**Your task**
Look through the records below and collect all lines that hold the string "name".

====

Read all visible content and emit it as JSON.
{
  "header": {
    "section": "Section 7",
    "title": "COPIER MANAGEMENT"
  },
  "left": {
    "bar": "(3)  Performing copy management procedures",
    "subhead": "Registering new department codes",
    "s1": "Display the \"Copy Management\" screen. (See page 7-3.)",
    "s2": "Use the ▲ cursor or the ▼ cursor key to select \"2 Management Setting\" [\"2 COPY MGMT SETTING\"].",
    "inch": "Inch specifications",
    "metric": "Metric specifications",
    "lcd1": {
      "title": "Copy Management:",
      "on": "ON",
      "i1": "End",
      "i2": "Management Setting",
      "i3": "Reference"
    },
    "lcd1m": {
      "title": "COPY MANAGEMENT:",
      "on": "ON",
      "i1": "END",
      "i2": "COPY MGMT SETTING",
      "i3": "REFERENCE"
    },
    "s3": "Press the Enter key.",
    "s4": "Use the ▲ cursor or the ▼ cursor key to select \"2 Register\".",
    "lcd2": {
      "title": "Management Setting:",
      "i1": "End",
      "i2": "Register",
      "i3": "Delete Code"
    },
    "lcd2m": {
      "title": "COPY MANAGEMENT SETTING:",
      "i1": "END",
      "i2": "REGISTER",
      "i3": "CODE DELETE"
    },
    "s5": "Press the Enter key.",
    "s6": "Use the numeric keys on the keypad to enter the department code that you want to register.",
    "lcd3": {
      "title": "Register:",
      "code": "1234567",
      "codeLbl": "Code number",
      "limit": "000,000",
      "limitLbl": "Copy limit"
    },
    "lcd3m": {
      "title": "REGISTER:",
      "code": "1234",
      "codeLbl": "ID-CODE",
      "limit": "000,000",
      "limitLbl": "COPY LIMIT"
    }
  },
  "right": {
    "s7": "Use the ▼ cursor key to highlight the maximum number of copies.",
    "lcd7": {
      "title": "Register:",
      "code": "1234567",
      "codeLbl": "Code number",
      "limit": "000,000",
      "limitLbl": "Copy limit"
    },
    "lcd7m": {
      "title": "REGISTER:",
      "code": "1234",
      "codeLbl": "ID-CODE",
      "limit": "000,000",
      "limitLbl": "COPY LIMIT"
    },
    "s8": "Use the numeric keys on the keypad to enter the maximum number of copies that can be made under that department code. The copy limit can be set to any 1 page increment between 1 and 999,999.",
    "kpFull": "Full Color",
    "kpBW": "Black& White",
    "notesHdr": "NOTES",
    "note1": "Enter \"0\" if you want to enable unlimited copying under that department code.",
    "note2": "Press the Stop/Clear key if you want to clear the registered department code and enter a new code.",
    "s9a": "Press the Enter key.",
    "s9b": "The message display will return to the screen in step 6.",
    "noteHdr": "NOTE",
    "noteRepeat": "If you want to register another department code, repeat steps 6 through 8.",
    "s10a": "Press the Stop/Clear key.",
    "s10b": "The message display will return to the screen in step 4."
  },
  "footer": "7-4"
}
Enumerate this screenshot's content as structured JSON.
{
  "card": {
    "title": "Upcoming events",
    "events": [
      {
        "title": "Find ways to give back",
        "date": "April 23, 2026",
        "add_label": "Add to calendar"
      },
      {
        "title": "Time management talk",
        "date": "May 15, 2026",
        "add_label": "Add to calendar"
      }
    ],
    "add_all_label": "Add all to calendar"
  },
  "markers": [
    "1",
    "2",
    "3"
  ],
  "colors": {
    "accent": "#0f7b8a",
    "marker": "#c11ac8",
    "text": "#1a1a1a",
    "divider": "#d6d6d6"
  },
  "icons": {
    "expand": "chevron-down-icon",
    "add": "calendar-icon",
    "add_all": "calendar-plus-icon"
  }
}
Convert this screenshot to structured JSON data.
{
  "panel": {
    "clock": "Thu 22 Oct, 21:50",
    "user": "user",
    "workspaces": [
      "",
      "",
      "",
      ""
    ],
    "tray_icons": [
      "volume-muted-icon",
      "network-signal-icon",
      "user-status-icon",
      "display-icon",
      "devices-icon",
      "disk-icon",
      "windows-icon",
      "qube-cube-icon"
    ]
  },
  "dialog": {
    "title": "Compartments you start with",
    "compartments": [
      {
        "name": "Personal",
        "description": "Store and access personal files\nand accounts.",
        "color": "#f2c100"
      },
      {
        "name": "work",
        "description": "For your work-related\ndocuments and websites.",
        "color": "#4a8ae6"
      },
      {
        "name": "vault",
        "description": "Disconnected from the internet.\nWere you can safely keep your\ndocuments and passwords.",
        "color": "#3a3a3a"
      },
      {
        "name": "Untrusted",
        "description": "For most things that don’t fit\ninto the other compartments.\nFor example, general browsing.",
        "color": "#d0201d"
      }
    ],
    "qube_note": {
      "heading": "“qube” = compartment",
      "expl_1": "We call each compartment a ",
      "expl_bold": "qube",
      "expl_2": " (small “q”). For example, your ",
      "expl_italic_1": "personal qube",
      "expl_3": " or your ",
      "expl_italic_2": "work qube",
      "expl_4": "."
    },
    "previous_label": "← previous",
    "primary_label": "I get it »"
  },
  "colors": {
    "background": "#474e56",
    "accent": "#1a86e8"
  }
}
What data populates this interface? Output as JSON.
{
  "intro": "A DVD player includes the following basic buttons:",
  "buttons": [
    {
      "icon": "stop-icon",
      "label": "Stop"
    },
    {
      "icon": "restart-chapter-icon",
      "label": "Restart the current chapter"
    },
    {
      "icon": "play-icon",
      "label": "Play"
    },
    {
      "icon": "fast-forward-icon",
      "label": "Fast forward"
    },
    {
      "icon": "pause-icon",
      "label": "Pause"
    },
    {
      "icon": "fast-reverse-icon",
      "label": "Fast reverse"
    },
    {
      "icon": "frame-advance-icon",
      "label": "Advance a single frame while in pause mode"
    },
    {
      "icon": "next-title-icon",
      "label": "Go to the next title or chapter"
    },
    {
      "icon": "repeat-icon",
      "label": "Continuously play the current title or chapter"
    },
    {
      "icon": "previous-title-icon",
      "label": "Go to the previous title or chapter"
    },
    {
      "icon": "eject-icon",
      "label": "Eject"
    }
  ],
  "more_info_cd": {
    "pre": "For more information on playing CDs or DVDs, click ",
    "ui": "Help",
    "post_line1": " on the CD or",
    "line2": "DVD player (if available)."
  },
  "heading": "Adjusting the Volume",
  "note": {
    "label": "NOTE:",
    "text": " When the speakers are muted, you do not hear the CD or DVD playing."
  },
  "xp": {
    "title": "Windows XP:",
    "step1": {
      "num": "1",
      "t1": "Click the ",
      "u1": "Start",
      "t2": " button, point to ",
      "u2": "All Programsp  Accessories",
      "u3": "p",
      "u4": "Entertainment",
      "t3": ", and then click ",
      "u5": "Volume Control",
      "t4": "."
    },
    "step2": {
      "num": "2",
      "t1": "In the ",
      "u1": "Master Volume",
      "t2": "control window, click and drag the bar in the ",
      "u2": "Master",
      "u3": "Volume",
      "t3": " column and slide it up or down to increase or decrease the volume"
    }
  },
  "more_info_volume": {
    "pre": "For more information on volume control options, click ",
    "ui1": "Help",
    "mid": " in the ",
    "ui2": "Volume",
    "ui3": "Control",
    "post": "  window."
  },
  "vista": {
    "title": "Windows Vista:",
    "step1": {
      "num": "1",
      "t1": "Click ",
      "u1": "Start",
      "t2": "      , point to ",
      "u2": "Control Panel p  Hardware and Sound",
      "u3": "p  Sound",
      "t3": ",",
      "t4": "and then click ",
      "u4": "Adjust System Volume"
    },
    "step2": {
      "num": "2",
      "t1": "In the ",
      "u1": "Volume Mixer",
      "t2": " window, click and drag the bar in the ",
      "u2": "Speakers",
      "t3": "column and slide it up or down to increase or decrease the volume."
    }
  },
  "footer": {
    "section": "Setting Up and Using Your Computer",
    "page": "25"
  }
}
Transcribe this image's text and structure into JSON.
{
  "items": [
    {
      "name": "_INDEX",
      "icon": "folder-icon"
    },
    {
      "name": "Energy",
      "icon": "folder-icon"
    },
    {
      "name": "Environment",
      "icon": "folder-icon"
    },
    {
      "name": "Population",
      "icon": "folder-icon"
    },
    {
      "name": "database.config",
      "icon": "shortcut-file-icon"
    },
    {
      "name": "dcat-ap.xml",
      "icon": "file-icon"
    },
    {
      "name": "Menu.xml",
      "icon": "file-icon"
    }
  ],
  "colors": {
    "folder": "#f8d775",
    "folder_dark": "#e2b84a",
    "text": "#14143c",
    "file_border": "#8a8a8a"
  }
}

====

**Solution to the exercise**
        "name": "Personal",
        "name": "work",
        "name": "vault",
        "name": "Untrusted",
      "name": "_INDEX",
      "name": "Energy",
      "name": "Environment",
      "name": "Population",
      "name": "database.config",
      "name": "dcat-ap.xml",
      "name": "Menu.xml",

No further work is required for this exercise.